Regents Professor Award for Jones
One of the hallmarks of the dental public health specialty is its consistent attention to dental issues in populations and communities as a whole. Since assuming top post of Texas A&M College of Dentistry’s public health sciences department 17 years ago, identifying and creating dental solutions for Dallas-Fort Worth residents is something Dr. Daniel Jones has pursued with systematic, steady focus.
The department as a whole has received more than $36 million in grant revenue since 2000, when Jones became department head. Each time a grant is received, public health sciences faculty and staff, under Jones’ guidance, have found ways to turn that funding into much-needed dental care, and of course, educational experiences for the College of Dentistry’s students. This translates to more than 803,000 patient encounters during that same time frame, spread among the department’s school-based sealant program, senior preceptorships, care provided at community clinics, the Dallas County juvenile detention center dental clinic and community health fairs.
While increased access to care for underserved populations and a broad range of patient encounters for students has always been the ultimate goal, it recently prompted an unexpected recognition: Regents Professor status for Jones, a 1989 alumnus. This Texas A&M University System Board of Regents award honors faculty members who have made significant contributions to the university, and in so doing, for Texans as a whole.

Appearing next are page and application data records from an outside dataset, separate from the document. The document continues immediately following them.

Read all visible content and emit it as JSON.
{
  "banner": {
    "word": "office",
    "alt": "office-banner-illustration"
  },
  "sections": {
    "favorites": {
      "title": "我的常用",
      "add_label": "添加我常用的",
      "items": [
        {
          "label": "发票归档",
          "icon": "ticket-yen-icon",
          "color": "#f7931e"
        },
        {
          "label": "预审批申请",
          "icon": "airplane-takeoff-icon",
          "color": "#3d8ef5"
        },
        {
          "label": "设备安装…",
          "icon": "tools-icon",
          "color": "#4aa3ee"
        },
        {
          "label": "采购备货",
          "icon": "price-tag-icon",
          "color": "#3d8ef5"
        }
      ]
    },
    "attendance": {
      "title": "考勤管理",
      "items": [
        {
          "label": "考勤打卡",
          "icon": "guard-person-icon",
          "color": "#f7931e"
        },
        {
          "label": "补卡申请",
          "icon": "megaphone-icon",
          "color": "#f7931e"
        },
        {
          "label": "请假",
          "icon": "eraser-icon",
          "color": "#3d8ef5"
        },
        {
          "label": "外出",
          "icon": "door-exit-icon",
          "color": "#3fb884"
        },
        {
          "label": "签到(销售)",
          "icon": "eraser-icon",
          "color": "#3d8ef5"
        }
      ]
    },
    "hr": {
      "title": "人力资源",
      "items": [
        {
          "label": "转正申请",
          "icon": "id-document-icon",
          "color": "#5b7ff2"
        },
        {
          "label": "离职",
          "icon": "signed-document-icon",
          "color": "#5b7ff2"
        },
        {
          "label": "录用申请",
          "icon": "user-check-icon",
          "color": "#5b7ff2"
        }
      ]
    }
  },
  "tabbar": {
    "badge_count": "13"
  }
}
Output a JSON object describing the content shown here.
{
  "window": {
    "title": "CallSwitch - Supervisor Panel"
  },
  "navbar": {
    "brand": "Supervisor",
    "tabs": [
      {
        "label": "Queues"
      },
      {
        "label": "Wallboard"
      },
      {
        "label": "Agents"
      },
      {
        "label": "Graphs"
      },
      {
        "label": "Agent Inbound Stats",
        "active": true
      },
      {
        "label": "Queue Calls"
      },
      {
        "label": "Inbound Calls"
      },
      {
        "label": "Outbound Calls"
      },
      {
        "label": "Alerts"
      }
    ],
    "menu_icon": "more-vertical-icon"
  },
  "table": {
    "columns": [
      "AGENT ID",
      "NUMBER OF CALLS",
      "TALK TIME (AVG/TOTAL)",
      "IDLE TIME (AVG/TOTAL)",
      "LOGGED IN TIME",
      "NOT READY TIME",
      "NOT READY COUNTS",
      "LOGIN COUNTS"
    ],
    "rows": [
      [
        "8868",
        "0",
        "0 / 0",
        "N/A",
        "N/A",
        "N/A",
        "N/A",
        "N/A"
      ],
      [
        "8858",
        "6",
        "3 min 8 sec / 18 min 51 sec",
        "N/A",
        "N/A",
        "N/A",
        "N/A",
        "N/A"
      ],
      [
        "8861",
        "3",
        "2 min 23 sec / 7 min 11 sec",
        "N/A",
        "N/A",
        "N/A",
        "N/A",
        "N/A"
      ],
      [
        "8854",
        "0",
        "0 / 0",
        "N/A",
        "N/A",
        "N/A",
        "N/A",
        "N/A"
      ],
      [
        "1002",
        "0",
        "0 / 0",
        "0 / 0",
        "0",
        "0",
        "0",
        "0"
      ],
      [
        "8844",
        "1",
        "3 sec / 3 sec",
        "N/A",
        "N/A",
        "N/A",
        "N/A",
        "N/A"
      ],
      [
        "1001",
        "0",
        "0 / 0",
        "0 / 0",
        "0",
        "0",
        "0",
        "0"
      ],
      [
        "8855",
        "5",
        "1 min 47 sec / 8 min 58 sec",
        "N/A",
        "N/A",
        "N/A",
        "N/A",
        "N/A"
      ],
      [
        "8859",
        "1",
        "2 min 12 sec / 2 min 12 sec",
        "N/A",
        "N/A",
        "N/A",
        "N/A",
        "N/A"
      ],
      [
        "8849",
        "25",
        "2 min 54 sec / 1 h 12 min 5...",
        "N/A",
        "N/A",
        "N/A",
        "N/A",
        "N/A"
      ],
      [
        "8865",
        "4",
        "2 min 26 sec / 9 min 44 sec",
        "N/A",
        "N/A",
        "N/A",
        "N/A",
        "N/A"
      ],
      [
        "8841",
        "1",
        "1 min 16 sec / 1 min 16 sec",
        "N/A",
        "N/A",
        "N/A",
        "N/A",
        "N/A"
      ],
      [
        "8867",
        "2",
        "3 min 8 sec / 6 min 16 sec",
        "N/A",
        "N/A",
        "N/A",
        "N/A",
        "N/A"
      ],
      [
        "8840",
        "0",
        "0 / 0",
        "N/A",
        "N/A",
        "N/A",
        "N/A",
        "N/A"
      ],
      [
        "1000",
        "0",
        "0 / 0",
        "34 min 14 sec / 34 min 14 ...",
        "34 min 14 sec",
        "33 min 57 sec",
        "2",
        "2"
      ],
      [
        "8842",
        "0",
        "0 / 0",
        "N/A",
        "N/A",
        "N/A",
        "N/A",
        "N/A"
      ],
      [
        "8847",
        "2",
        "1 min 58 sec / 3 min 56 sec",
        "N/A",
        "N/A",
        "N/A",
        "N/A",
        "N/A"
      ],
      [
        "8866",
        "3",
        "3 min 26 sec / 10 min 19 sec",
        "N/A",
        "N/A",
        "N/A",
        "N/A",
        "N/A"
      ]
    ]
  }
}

“Dan Jones’ contributions to our school have been invaluable,” says Dr. Lawrence Wolinsky, dental school dean. “The same is true of the surrounding community. He has an eye for identifying funding sources, and he and his team do what it takes to secure grants and foster partnerships that ultimately benefit our students and patients in need.”
Jones’ track to dental public health was not a traditional one. After receiving his doctorate in psychology from Baylor University in 1978, he became a postdoctoral student at the dental school before accepting a basic science faculty position in 1981 and later, earning a dental degree.
The mission continues, most recently, with a focus on interprofessional care for dental students, something they experience firsthand during rotations to North Dallas Shared Ministries, the Baxter-Crowley Agape Clinic and Irving Community Clinic. All centers provide a wide array of dental and medical care, and some even address social, behavioral and mental health concerns.
“This exposes our students to the medical management of patients with multiple diseases and informs their dental treatment of these patients,” Jones says. “It also fosters a sense of working as part of a team with other health care providers rather than in isolation, with is the norm for dentistry.”